Notes of Readings: 2 Corinthians 10-11

2 Corinthians 10‑11  •  4 min. read  •  grade level: 7
In the last chapters, the Apostle sought to produce liberality by the grace known in Christ. Here (ch. 10.) he puts down everything high by the meekness and gentleness of Christ. It is another instance of the immense power the Holy Ghost gains by presenting Christ, counting on something in the heart of a saint to answer to Him. It is Christ for everything-be it encouraging, producing, or suppressing, v. 2; when flesh comes in, and people walk in it, they suppose others do. The flesh is in each-both are in the flesh in one sense-the difference is that Paul was not walking according to it, making it a rule. Instead of warring after the flesh, he brings in weapons to the pulling of it all down.
Am I conscious of having pulled down some stronghold in myself? It is no use accepting what others see to be characteristic of us. Either my thoughts are unbridled and carry me into captivity, or else I must be near Christ and carry my thoughts into captivity. It is a wonderfully fine pursuit, to go after one's thoughts thus in the power of the Holy Ghost, knowing what would bring them into captivity to, as well as how. By the Holy Ghost we gain the mastery over ourselves.
It is not the sufferings of Christ now, but the example of what the believer's heart has known in Him. It is, do this; or, do not do that; but grace that would conform to what we see in Him, so as not to have a thought contrary to Him. And this before he brings in Apostolic authority. He will not produce the rod unless forced to it.
Verse 7 contains a wonderful principle. Grace puts on the same level, or rather the same height, for it takes us off the low level. " He is Christ's "-that is a wonderful elevation. Judging of things by the outward appearance is the ruin of us. God chooses a vessel whose bodily presence was weak, that the excellency of the power might be of God.
Verse 12.-If God has distributed a measure, our happiness is to be within that measure, and not stretch ourselves beyond it, comparing ourselves with others. He opens the heart by Christ, as at the beginning of the chapter, " I beseech you by the meekness and gentleness of Christ"-and stops it by the authority of the Lord, blocking up all rebelliousness at the end by, " not he that commendeth himself is approved, but whom the Lord commendeth."
Chapter 11 proves it is folly to turn to self even in the highest character of service. Paul will surpass all others, and yet not shine himself. It is " the simplicity that is in Christ," not what man elevates himself by. Corinth was a wonderfully dangerous place-full of fleshly wisdom. The chaste virgin was in danger of losing her simplicity in such a scene. If Christ is God's wisdom, by their refusing Christ, God is obliged to make foolish their wisdom. The Cross is the very point where God has taken the wise in their own craftiness, and where He makes foolish the wisdom of this world. Many accept Christ as their righteousness who do not accept Him as their wisdom.

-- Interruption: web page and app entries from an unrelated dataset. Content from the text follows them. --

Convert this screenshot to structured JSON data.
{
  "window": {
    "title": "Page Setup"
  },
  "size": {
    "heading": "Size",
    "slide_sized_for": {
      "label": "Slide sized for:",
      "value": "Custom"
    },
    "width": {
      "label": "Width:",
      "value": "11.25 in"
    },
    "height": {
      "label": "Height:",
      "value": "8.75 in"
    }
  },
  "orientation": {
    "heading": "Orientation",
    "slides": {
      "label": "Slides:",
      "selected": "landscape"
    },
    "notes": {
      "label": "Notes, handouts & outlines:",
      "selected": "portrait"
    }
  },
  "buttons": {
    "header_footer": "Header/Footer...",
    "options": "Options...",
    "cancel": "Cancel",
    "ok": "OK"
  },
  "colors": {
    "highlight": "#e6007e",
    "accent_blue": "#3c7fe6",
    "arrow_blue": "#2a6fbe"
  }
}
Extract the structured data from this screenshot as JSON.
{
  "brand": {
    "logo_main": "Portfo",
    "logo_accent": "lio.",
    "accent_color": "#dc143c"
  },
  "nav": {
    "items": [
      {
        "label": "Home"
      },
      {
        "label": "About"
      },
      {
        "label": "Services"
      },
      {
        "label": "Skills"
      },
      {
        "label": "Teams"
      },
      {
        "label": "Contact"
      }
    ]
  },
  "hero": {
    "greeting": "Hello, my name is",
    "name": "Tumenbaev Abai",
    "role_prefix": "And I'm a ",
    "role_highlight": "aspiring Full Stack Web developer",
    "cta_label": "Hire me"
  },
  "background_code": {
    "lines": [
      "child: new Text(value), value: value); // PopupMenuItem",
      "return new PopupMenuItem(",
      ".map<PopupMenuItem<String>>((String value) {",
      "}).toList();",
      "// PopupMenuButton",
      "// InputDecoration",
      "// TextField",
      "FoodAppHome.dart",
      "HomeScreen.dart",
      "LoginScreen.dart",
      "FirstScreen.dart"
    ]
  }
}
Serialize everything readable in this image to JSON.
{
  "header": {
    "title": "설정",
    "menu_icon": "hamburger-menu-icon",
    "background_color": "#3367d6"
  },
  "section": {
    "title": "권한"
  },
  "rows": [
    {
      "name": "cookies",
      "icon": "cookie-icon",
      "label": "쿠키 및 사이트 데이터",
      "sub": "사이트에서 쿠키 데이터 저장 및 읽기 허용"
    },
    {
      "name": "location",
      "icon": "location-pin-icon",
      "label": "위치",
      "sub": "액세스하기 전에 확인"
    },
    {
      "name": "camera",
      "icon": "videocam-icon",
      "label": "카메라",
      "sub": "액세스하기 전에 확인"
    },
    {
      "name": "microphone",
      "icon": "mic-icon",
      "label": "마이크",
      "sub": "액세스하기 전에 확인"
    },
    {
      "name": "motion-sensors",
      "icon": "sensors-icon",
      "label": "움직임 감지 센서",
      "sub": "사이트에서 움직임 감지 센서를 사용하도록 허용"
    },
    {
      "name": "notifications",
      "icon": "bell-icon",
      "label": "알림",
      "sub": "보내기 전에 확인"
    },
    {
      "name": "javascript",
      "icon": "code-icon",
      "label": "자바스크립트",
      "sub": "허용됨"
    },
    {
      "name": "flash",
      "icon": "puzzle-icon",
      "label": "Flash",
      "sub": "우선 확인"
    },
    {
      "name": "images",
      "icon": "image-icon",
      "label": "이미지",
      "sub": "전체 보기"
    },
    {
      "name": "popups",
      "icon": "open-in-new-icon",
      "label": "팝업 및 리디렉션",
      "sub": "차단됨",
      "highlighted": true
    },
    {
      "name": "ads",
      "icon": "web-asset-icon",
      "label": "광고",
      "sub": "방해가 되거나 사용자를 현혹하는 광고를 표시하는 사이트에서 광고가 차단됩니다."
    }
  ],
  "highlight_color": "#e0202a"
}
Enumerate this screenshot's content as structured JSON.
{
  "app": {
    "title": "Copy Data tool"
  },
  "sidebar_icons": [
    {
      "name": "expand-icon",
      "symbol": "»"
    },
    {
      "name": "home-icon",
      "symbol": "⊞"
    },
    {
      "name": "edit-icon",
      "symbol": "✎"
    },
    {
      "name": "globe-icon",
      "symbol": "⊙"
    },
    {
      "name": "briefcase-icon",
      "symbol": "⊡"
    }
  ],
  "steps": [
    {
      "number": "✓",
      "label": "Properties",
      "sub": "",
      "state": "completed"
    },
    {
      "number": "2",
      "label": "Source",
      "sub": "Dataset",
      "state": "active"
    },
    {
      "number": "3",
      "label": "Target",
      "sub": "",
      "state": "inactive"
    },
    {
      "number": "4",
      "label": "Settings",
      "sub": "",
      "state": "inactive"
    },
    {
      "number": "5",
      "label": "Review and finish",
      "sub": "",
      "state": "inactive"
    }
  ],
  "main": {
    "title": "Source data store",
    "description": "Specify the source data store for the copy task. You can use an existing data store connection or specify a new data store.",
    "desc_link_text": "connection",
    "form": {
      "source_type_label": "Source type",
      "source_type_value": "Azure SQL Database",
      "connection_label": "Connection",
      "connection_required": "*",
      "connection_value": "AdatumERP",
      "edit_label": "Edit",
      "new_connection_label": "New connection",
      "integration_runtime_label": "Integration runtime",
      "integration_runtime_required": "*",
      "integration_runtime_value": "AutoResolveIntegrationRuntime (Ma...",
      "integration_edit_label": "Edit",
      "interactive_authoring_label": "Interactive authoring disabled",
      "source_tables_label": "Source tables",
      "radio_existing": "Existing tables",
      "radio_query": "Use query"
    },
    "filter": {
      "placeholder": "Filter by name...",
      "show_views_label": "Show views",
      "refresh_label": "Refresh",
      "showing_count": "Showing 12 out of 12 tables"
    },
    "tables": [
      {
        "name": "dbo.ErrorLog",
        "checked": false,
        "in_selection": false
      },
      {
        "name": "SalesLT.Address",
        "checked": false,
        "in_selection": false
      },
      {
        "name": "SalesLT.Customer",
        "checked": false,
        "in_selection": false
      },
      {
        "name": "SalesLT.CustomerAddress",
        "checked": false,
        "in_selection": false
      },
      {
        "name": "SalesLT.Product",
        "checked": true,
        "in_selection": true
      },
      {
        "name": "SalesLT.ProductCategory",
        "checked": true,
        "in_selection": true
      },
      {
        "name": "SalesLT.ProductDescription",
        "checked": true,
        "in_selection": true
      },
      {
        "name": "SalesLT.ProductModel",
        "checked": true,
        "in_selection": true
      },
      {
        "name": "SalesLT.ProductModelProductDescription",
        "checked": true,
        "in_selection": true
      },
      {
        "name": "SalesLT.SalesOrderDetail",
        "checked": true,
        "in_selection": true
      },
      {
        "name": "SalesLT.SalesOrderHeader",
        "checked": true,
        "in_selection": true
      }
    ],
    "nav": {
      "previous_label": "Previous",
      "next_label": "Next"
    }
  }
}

The positive things are always put first. We reach the spring-head of everything good and bad. The first remove is losing the simplicity that is in Christ. The " epistle" of chap. 3 was for all men; the "chaste virgin" is for the delight of Christ. The Apostle has a godly jealousy over her. He has the whole Church in view, only it was true for them. He had a wonderful love for these Corinthians, I think, because they did not deserve it; looking out for something it could shelter and cover. That is the character of Christ's love.
Satan is sure to come out in some new way, to answer to the new way that God presents Himself to us. Satan was against man in Eden, seeking to enrich himself in the spoils of the ruined one. So with Jerusalem (Ezek. 16; 25:3, 26:2). He is powerless until what God has enriched proves faithless to Him. It is so with the Church here. Satan was seeking to corrupt it, and to provoke the Lord to spue it out of His mouth, in order to replenish himself out of its apostasy. Thus what will not do for God, will just do for Satan. This makes this chapter very solemn. Satan comes in as an "angel of light," and Paul "fears," is "jealous," etc. It is a terrible chapter for the present day-the activity of ministers, etc. We had the true ministry, now we have the false (vv. 13-15), the colored artifice of the devil. It is the subtlety of Satan, if it is not the simplicity of Christ. " He preserveth the simple." Then he spews what a fool the brightest man upon earth makes of himself, if he glories in aught but the Lord,